Joseph Hubertus Pilates was born near Düsseldorf, Germany in 1880. As a child he suffered from asthma, rickets and rheumatic fever. Due to his health problems, he worked hard at improving his own fitness and at body-building. By the age of 14 his muscles were so clearly defined, that he was posing for anatomy charts.
He had a keen interest in yoga, karate, Zen meditation and the exercise regimes of the ancient Greeks and Romans. He worked as a boxer, a circus performer and a self-defence instructor.
During World War 1 he was interned as an enemy alien. He encouraged soldiers to participate in his conditioning programme based on a series of exercises performed on the mat. Towards the end of the war he was transferred to the Isle of man where he helped soldiers in their rehabilitation after injury. This is where he began experimenting with springs on the beds of those soldiers who were bedridden. He realised that doing exercise with resistance helped patients recover muscle tone more quickly. Joseph had no formal training in physical therapy but looked at elements of various activities to develop a system of exercise that became his trademark. His work with war veterans including those with injuries and even loss of limbs resulted in him gaining knowledge of rehabilitation from first-hand experience and results. From self-defence to circus training J Pilates was by no means conventional in his approach to physical fitness.
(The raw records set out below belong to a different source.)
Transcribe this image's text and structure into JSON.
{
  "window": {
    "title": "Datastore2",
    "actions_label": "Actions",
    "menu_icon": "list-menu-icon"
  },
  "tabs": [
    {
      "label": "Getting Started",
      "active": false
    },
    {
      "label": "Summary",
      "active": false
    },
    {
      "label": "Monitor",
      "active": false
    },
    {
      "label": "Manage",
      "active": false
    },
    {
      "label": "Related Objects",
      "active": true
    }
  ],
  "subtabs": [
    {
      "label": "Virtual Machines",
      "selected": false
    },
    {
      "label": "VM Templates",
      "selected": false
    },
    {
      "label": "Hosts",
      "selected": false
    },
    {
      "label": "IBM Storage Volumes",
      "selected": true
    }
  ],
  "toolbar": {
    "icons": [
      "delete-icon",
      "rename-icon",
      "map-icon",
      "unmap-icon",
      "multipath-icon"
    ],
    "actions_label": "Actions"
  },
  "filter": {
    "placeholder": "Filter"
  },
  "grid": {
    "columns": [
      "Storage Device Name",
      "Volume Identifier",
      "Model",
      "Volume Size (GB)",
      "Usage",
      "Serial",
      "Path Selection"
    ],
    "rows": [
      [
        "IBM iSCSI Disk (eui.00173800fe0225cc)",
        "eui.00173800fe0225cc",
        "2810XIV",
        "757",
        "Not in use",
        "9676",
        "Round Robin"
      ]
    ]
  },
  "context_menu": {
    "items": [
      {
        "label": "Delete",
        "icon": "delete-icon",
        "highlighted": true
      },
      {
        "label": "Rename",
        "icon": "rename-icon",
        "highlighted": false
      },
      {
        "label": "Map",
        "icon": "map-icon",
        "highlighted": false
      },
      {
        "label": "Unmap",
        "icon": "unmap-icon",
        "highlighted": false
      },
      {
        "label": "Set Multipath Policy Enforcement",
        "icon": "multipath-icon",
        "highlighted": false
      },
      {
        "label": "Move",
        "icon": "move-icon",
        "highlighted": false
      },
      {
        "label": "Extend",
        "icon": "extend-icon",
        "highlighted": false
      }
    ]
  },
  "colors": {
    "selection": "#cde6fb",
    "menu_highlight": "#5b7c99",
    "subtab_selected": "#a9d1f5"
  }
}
Nowadays we really heavily on medical research but in those days there was very little information for Pilates to draw on, so much of his work was discovered through trial and error and he was way ahead of his time in the way he prescribed his exercises. He worked very much on an individual basis in the sense that he would vary the exercises according the specific needs and body type of the client.
After the war he returned to Germany where he continued working on his methods and developing his equipment. At around this time he met Rudolph Laban, the creator of Labanotation, the most well-known form of dance notation. This introduced him to the dance world.
In 1926 Pilates moved to America and, along with his wife, Clara, opened and ran a studio in New York. He worked with dancers who were injured and managed to get them back to the stage so quickly that he gained an excellent reputation within the dance world and was highly recommended by both Martha Graham and George Balanchine.
Pilates as a form of exercise and rehabilitation has long been associated with dancers. By the time he died in 1967, at the grand old age of 87, a number of studios based on his method had opened. Pilates taught his assistants by apprenticeship.